- Rural Americans depend on physical bank branches and smaller banks. In 2019, nearly 9-in-10 rural households visited a bank branch. Rural banking customers tell the CFPB that given the unique qualities of rural economies, if they are reduced to a number and fed into a large bank’s algorithm, their credit needs will not be met. However, these same customers are the ones most likely to not live within 10-miles of a bank with in-person services.
- Rural Americans are less likely to have a credit history and more likely to use non-bank credit, resulting in rural consumers paying more for credit. Compared to the rest of the country, rural areas have the highest rates of people without a usable credit history maintained by one of the three nationwide consumer reporting agencies (i.e. Equifax, Experian, and TransUnion). Rural consumers without credit records have more difficulty accessing credit when they need it, such as to fill short term income gaps, recover from weather emergencies, or seek new opportunities. Many rural consumers who have difficulty accessing traditional sources of credit may turn to pawnshops and payday lenders, whose extensions of credit are often costlier and can quickly put consumers on treadmills of increasing debt.
- Unpaid medical bills are affecting access to credit, housing, and employment. Almost 1-in-5 U.S. households have allegedly past-due medical bills, which can unfairly, and adversely, affect credit reports and limit access to credit, housing, and employment. According to a recent study by the CFPB, Medical Debt Burden in the United States, unpaid medical bills are more common in the Southeastern and Southwestern U.S., which also have significant rural populations.
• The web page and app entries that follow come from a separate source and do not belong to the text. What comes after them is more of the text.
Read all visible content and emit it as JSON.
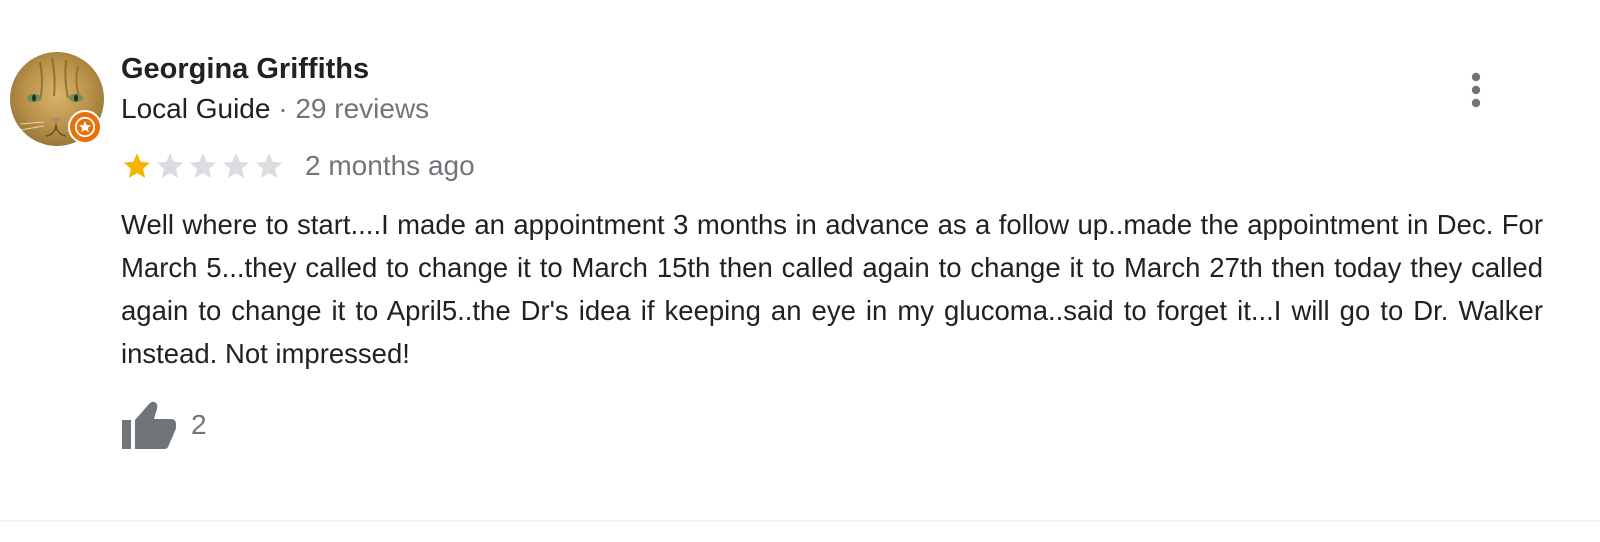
{
  "review": {
    "author": {
      "name": "Georgina Griffiths",
      "badge": "Local Guide",
      "separator": " · ",
      "review_count": "29 reviews",
      "avatar_icon": "cat-photo-avatar",
      "badge_icon": "local-guide-star-icon"
    },
    "rating": {
      "value": 1,
      "max": 5,
      "filled_color": "#f4b400",
      "empty_color": "#dadce0"
    },
    "timestamp": "2 months ago",
    "text": "Well where to start....I made an appointment 3 months in advance as a follow up..made the appointment in Dec. For March 5...they called to change it to March 15th then called again to change it to March 27th then today they called again to change it to April5..the Dr's idea if keeping an eye in my glucoma..said to forget it...I will go to Dr. Walker instead. Not impressed!",
    "likes": {
      "count": "2",
      "icon": "thumbs-up-icon"
    },
    "menu_icon": "more-vert-icon"
  },
  "colors": {
    "primary_text": "#202124",
    "secondary_text": "#70757a",
    "icon_gray": "#70757a",
    "guide_badge": "#e8710a"
  }
}
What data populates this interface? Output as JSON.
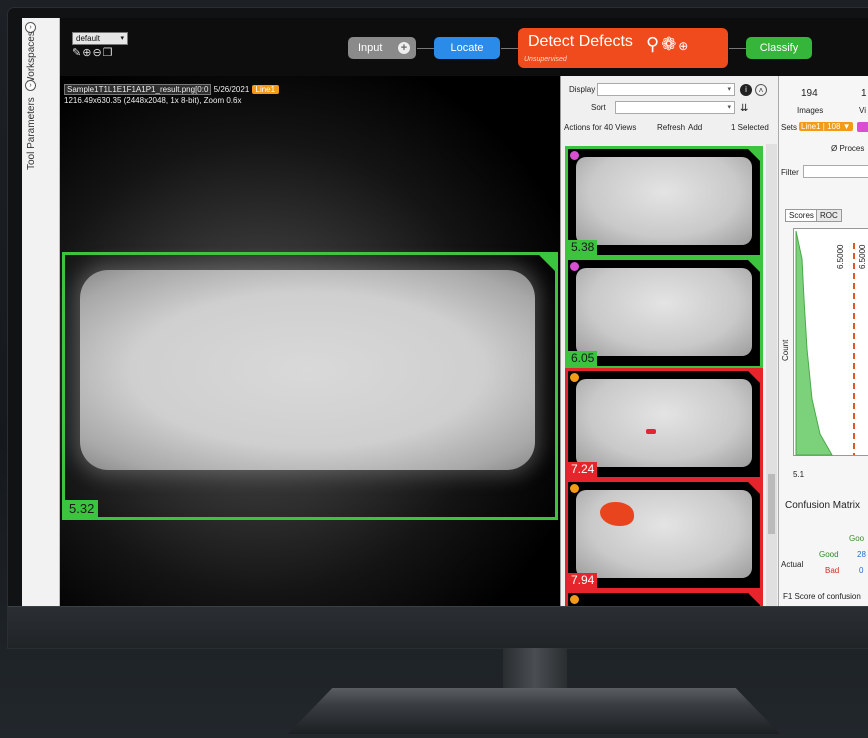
{
  "rail": {
    "workspaces_label": "Workspaces",
    "tool_parameters_label": "Tool Parameters"
  },
  "toolbar": {
    "workspace_value": "default",
    "input_label": "Input",
    "locate_label": "Locate",
    "detect_title": "Detect Defects",
    "detect_subtitle": "Unsupervised",
    "classify_label": "Classify"
  },
  "viewer": {
    "filename": "Sample1T1L1E1F1A1P1_result.png[0:0",
    "date": "5/26/2021",
    "line_tag": "Line1",
    "info_line": "1216.49x630.35 (2448x2048, 1x 8-bit), Zoom 0.6x",
    "score": "5.32"
  },
  "gallery": {
    "display_label": "Display",
    "sort_label": "Sort",
    "actions_label": "Actions for 40 Views",
    "refresh_label": "Refresh",
    "add_label": "Add",
    "selected_label": "1 Selected",
    "thumbnails": [
      {
        "score": "5.38",
        "status": "good",
        "dot_color": "#d84fd0"
      },
      {
        "score": "6.05",
        "status": "good",
        "dot_color": "#d84fd0"
      },
      {
        "score": "7.24",
        "status": "bad",
        "dot_color": "#f39a17"
      },
      {
        "score": "7.94",
        "status": "bad",
        "dot_color": "#f39a17"
      }
    ]
  },
  "stats": {
    "images_count": "194",
    "images_label": "Images",
    "views_count_partial": "1",
    "views_label_partial": "Vi",
    "sets_label": "Sets",
    "set_tag": "Line1 | 108 ▼",
    "process_label": "Ø Proces",
    "filter_label": "Filter",
    "tab_scores": "Scores",
    "tab_roc": "ROC",
    "threshold_label": "6.5000",
    "threshold_label_2": "6.5000",
    "count_axis": "Count",
    "x_min": "5.1",
    "confusion_title": "Confusion Matrix",
    "col_good": "Goo",
    "actual_label": "Actual",
    "row_good": "Good",
    "row_bad": "Bad",
    "cell_good_good": "28",
    "cell_bad_good": "0",
    "f1_label": "F1 Score of confusion"
  }
}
Additionally, healthcare and insurance costs tend to be highest in rural communities, compared to urban and suburban communities, which leads to more expensive medical bills and charges.
The CFPB has launched a new Rural Initiative to focus its authorities and resources to address the particular needs of rural communities. The CFPB has begun making a concerted effort to work with government and civil society stakeholders to establish lines of communication and gain more visibility into the most pressing consumer finance issues in rural areas. Specifically, the CFPB will:
- Dig deeper to understand the unique needs of rural communities by analyzing data and developing effective ways for the people living in those communities to file complaints. The CFPB will conduct research to fill in data gaps on rural communities, particularly on the unique needs of those in the agricultural sector, rural housing, and trying to access credit. The CFPB will also gain more insights into the dynamics of rural communities from rural people themselves by identifying more effective ways for rural people to access and use the CFPB’s complaint tool.
- Hear directly from rural communities and the financial institutions that serve them. The CFPB will be conducting roundtables with rural stakeholders – including workers, farmers, and small business owners. These roundtables will be online and in-person in rural communities across the country, including in the Deep South, Appalachia, Indian Country, and the Rio Grande Valley.
- Work with federal partners to meet the needs of rural communities. The CFPB is working with the U.S. Departments of Agriculture, Housing and Urban Development, and Treasury, along with other agencies, to ensure that rural communities have the resources they need to thrive and that they are protected from lawbreakers within the financial sector.
The Consumer Financial Protection Bureau is a 21st century agency that implements and enforces Federal consumer financial law and ensures that markets for consumer financial products are fair, transparent, and competitive. For more information, visit consumerfinance.gov.